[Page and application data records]
==================================================
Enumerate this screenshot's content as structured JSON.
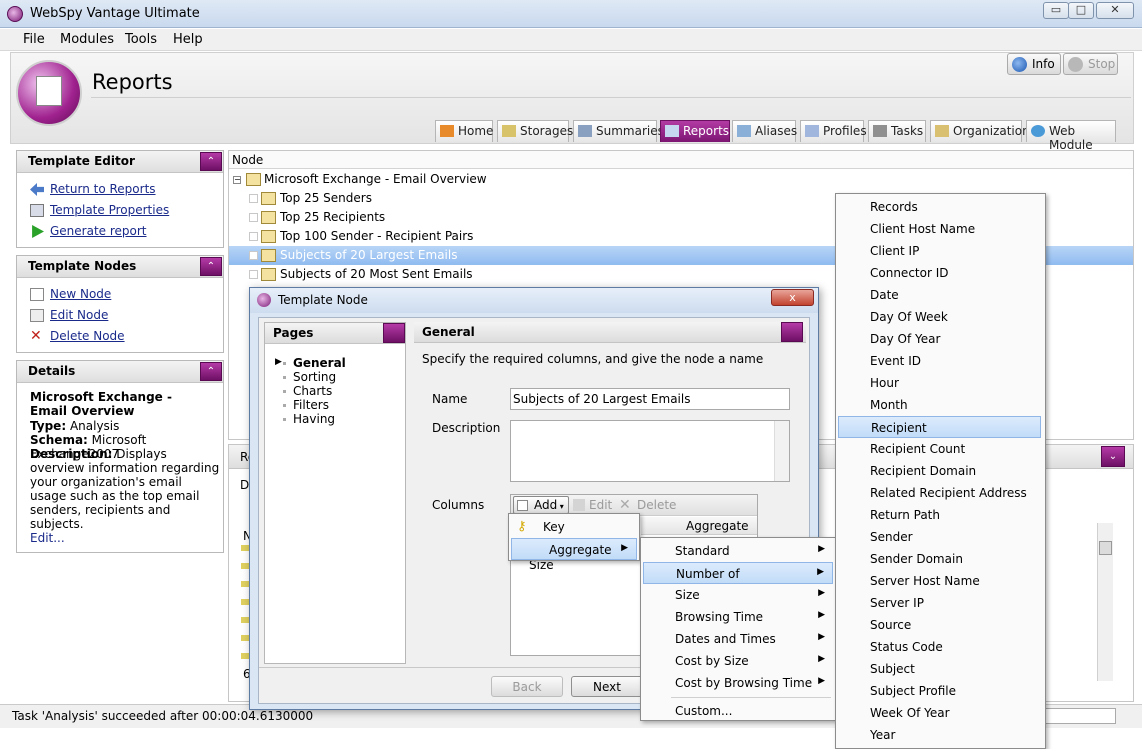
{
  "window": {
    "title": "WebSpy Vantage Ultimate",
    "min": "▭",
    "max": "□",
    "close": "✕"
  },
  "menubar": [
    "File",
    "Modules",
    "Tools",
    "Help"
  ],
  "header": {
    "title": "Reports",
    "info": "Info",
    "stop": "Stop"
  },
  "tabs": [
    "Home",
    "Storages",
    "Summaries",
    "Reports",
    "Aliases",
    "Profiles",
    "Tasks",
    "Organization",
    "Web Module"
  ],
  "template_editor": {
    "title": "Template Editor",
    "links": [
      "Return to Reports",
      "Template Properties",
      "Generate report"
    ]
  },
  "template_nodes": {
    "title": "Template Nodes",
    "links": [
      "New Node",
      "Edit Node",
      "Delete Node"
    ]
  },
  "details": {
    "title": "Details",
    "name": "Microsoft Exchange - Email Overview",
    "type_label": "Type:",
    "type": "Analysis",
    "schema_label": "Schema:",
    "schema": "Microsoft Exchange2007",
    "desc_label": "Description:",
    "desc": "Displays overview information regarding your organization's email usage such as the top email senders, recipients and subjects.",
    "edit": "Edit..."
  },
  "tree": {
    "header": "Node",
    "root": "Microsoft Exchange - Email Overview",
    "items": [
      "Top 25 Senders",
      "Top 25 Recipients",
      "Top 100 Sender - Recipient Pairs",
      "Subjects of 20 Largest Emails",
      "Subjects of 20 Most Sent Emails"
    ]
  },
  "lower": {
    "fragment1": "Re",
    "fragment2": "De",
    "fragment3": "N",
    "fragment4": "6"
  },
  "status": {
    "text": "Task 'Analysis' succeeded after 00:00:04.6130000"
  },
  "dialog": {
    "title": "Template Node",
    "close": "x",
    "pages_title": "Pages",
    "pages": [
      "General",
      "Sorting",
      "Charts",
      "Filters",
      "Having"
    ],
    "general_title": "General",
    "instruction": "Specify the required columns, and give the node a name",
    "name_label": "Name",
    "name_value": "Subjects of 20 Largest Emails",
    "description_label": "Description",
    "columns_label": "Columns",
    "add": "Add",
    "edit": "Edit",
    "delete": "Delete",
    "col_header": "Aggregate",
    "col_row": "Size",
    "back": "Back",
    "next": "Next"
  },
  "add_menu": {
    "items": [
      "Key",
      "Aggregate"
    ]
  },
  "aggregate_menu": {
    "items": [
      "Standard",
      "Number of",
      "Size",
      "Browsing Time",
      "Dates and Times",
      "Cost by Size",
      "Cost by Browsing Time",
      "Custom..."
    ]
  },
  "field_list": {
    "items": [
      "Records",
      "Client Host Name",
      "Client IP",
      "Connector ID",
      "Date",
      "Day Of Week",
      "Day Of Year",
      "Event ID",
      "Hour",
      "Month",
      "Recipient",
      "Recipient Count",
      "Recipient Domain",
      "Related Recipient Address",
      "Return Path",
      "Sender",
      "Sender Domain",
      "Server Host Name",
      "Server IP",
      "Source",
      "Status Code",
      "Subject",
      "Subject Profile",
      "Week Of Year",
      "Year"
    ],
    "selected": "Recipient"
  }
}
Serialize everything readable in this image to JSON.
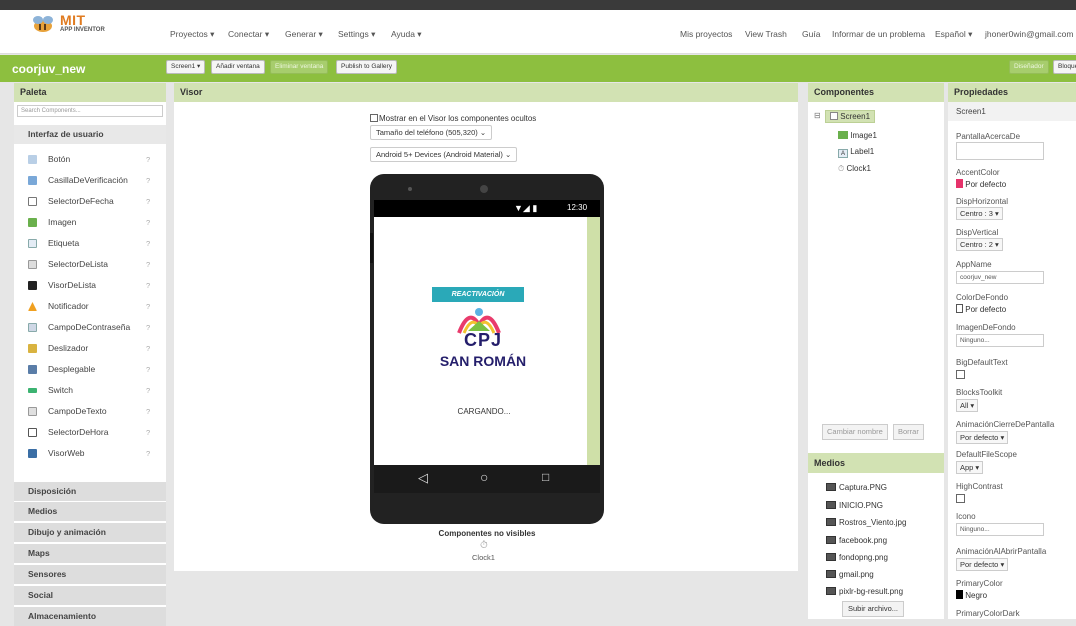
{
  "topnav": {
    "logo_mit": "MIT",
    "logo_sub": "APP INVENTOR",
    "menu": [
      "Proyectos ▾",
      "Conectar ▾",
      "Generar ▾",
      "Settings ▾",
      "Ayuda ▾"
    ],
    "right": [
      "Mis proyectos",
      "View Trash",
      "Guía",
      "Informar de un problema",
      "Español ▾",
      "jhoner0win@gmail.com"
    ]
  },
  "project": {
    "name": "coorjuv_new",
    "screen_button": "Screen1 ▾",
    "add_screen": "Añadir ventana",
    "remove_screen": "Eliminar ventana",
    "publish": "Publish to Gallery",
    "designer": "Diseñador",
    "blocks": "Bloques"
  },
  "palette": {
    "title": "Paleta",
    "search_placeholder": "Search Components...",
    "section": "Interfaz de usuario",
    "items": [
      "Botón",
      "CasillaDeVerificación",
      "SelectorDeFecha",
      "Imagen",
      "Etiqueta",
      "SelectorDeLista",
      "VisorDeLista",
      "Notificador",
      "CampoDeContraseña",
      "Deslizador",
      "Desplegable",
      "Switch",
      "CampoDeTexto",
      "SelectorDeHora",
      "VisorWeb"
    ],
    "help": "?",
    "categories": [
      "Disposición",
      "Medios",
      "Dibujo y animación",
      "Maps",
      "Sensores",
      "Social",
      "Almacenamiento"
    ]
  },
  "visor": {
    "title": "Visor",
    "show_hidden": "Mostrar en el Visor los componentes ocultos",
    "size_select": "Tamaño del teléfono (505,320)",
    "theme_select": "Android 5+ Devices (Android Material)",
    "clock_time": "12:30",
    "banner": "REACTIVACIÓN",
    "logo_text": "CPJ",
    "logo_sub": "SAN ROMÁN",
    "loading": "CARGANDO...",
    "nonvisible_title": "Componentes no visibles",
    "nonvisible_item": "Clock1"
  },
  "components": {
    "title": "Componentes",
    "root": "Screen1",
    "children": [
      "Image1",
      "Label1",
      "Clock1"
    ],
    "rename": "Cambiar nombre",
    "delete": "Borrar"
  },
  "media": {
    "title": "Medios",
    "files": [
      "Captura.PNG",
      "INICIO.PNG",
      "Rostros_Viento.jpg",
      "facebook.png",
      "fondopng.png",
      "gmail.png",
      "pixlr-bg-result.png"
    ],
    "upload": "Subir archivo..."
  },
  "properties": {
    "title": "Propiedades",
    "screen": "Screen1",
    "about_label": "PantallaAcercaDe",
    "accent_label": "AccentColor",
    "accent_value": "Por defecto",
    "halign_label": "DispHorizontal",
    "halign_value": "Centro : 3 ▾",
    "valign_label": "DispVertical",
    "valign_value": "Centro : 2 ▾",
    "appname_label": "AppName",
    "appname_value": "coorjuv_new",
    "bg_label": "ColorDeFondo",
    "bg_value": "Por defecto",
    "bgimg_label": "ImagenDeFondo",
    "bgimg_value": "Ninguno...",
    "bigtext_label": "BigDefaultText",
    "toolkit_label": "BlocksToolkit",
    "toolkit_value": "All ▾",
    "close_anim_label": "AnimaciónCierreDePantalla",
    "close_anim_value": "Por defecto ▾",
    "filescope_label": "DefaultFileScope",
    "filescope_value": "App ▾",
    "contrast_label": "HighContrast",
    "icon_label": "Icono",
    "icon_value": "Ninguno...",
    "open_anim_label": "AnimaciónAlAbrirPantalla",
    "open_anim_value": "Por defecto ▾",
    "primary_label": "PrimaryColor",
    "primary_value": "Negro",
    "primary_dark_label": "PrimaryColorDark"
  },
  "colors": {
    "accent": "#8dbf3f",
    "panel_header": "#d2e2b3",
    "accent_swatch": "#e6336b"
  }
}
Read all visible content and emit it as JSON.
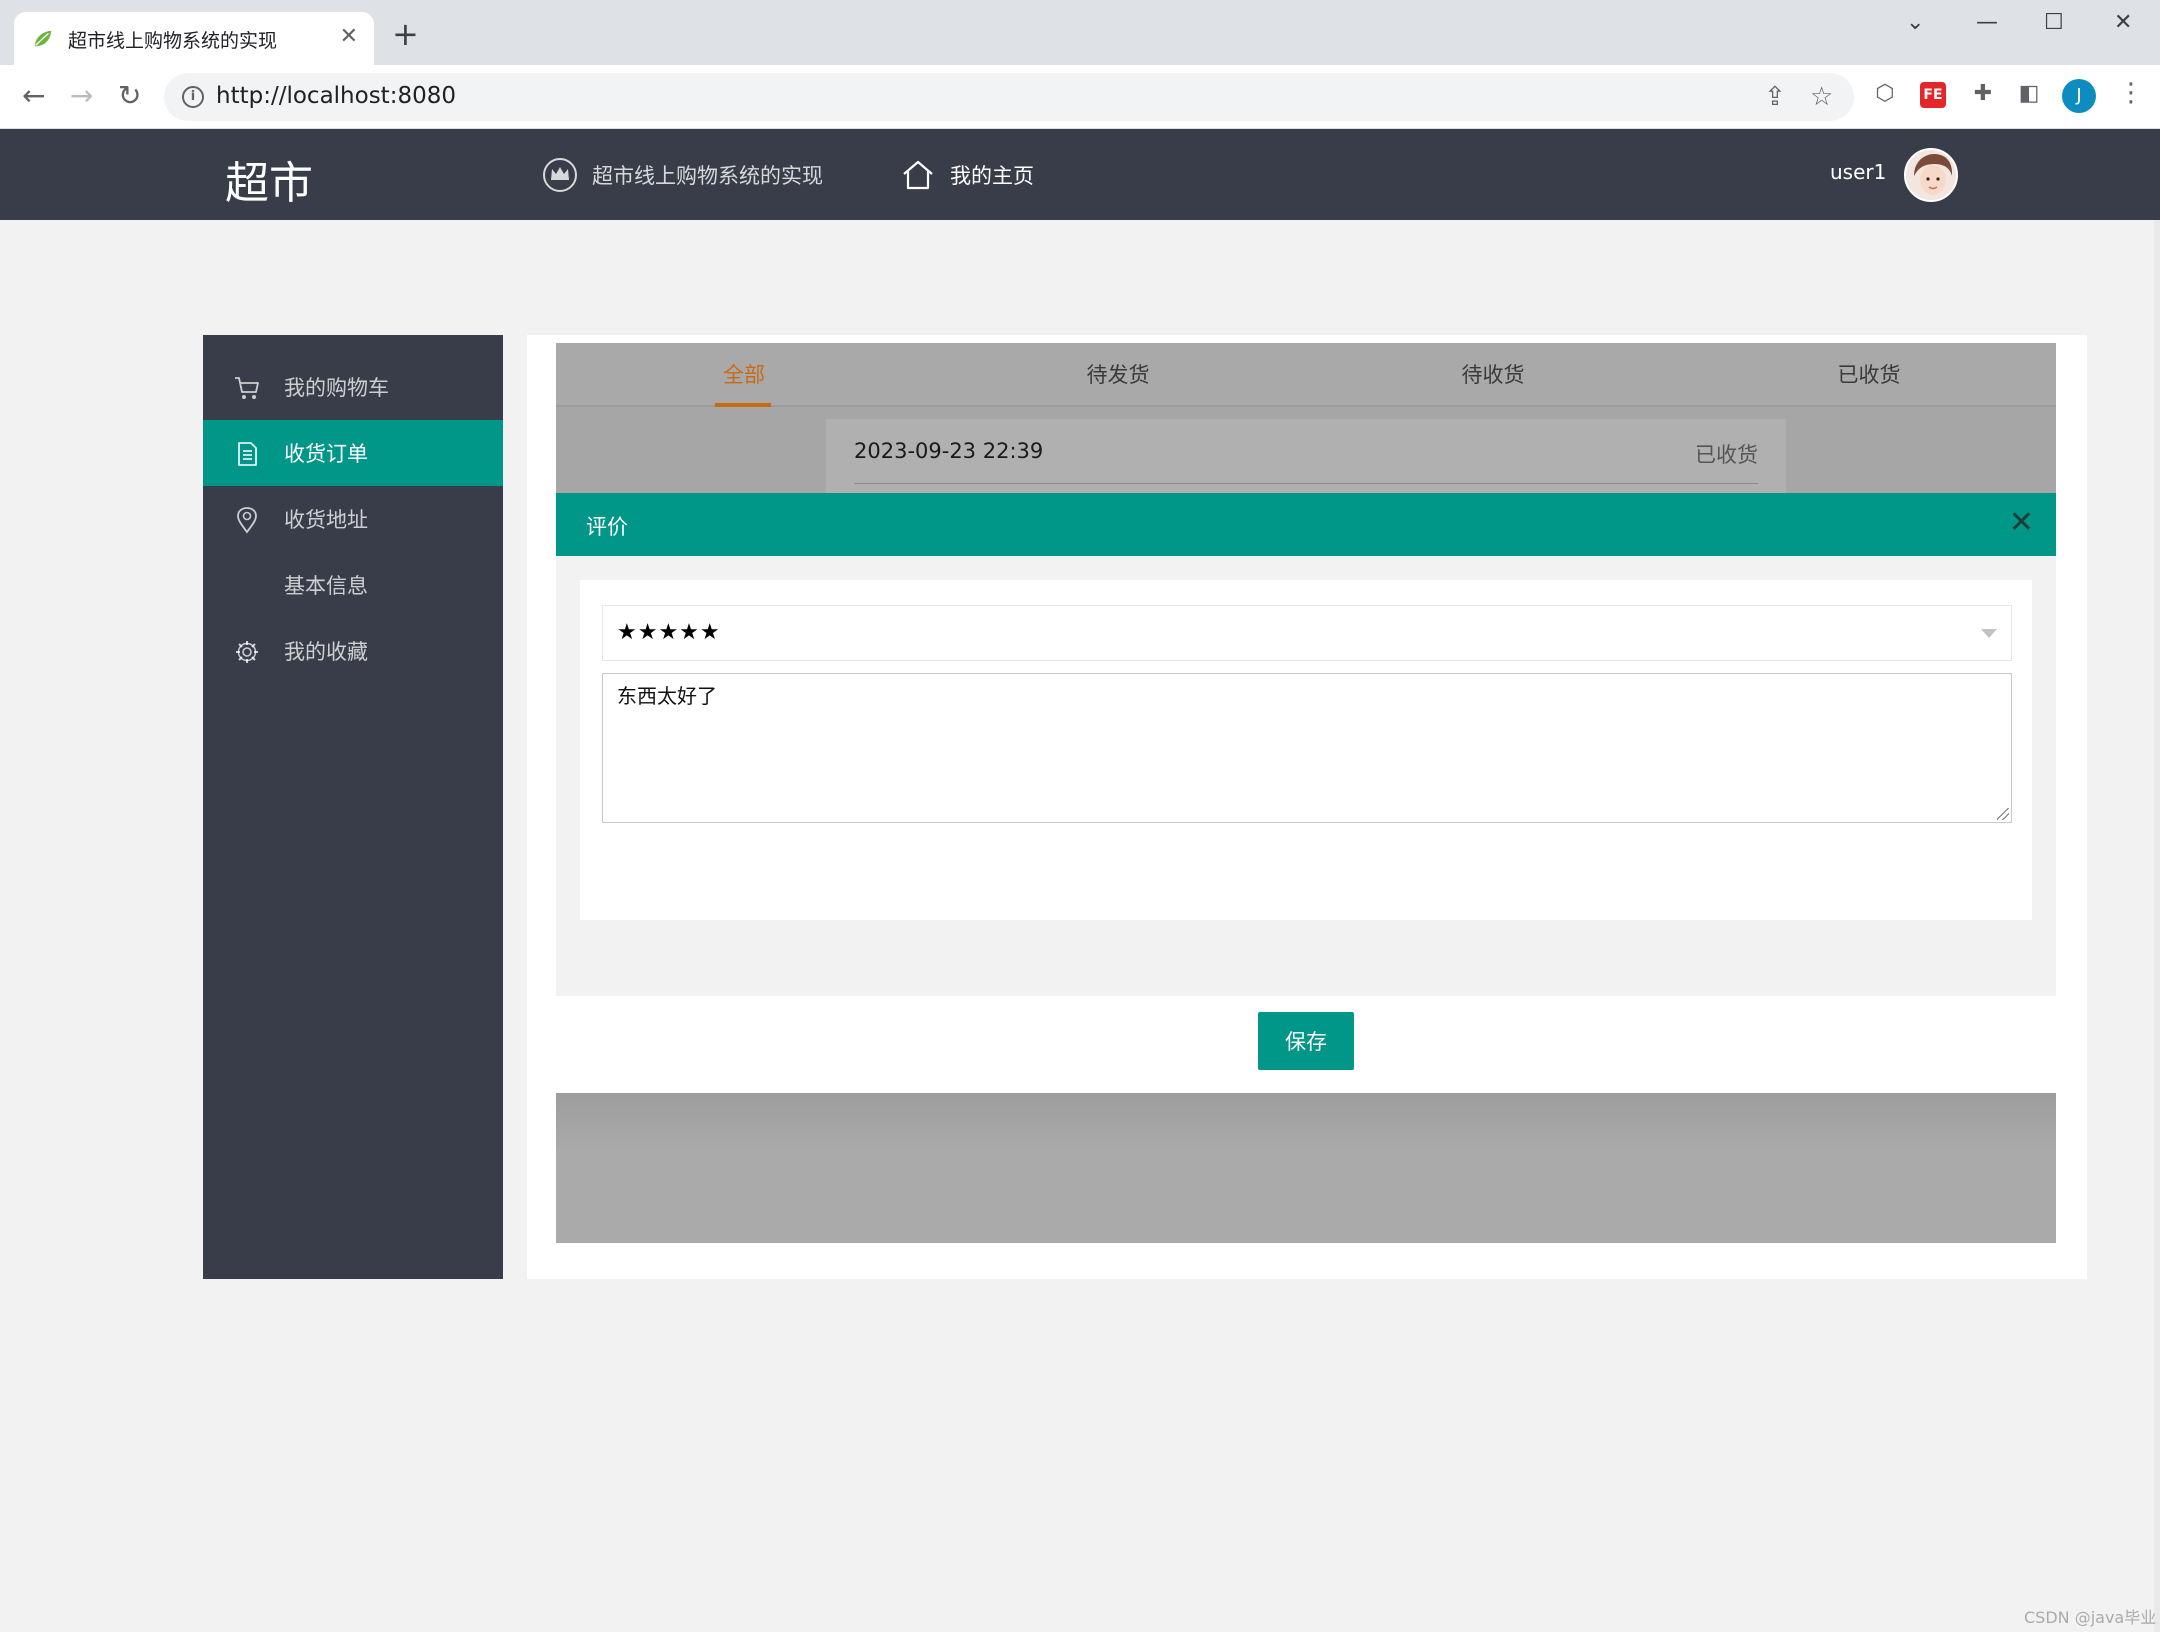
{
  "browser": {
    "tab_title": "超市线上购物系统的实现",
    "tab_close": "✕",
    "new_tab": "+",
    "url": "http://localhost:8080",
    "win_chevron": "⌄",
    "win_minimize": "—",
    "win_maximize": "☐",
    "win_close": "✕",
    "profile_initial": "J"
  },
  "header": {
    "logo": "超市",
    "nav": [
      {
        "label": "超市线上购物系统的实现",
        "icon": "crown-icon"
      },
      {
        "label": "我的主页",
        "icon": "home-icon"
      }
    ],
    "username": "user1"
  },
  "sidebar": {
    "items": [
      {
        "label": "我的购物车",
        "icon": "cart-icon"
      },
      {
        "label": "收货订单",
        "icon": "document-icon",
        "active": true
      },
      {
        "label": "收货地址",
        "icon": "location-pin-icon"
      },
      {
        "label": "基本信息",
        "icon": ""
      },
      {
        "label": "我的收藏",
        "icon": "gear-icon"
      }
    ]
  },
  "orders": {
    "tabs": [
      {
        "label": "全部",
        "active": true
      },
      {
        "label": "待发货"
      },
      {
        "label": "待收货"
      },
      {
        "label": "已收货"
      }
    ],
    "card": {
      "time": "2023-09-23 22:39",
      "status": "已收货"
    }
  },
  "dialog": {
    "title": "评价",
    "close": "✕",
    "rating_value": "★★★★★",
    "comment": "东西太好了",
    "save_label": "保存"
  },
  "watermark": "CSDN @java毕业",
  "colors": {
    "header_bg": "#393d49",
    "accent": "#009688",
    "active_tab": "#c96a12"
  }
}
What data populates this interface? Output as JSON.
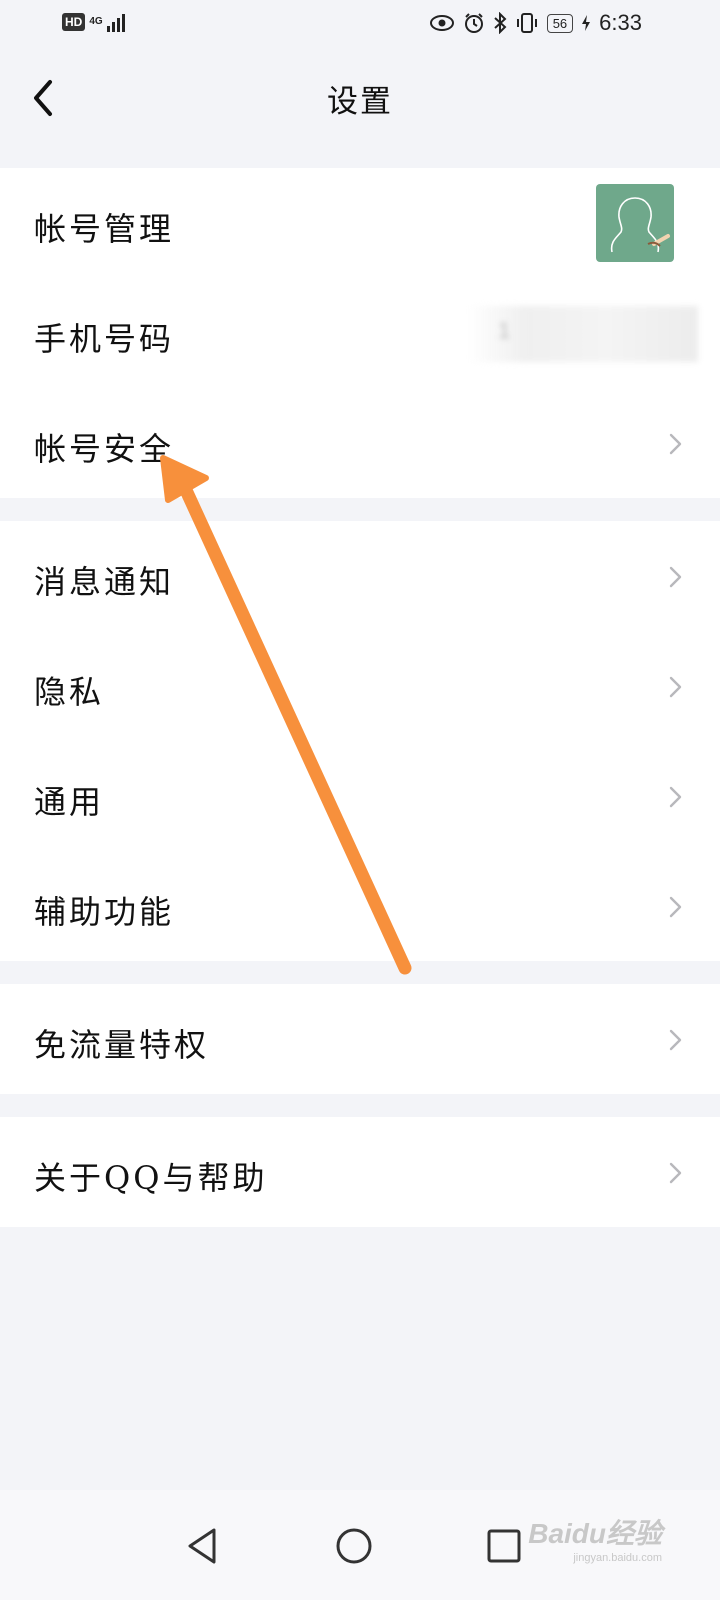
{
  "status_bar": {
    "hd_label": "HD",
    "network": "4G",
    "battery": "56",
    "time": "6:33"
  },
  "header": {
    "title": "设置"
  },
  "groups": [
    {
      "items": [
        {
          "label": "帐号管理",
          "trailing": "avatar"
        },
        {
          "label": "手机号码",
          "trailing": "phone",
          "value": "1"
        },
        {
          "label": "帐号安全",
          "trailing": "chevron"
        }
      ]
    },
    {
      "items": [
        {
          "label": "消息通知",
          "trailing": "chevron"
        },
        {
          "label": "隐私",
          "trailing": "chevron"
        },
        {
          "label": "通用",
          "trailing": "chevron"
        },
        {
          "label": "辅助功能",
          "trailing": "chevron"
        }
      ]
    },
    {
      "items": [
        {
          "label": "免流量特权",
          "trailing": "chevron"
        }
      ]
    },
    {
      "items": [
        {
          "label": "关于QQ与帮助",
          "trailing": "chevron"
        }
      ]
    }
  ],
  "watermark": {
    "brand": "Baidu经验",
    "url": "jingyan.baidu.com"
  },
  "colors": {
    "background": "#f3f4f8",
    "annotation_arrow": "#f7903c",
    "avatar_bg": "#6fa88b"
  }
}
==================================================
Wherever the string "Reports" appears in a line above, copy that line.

- [RESPONSE]:
    "title": "Reports",
    "Reports",
      "Return to Reports",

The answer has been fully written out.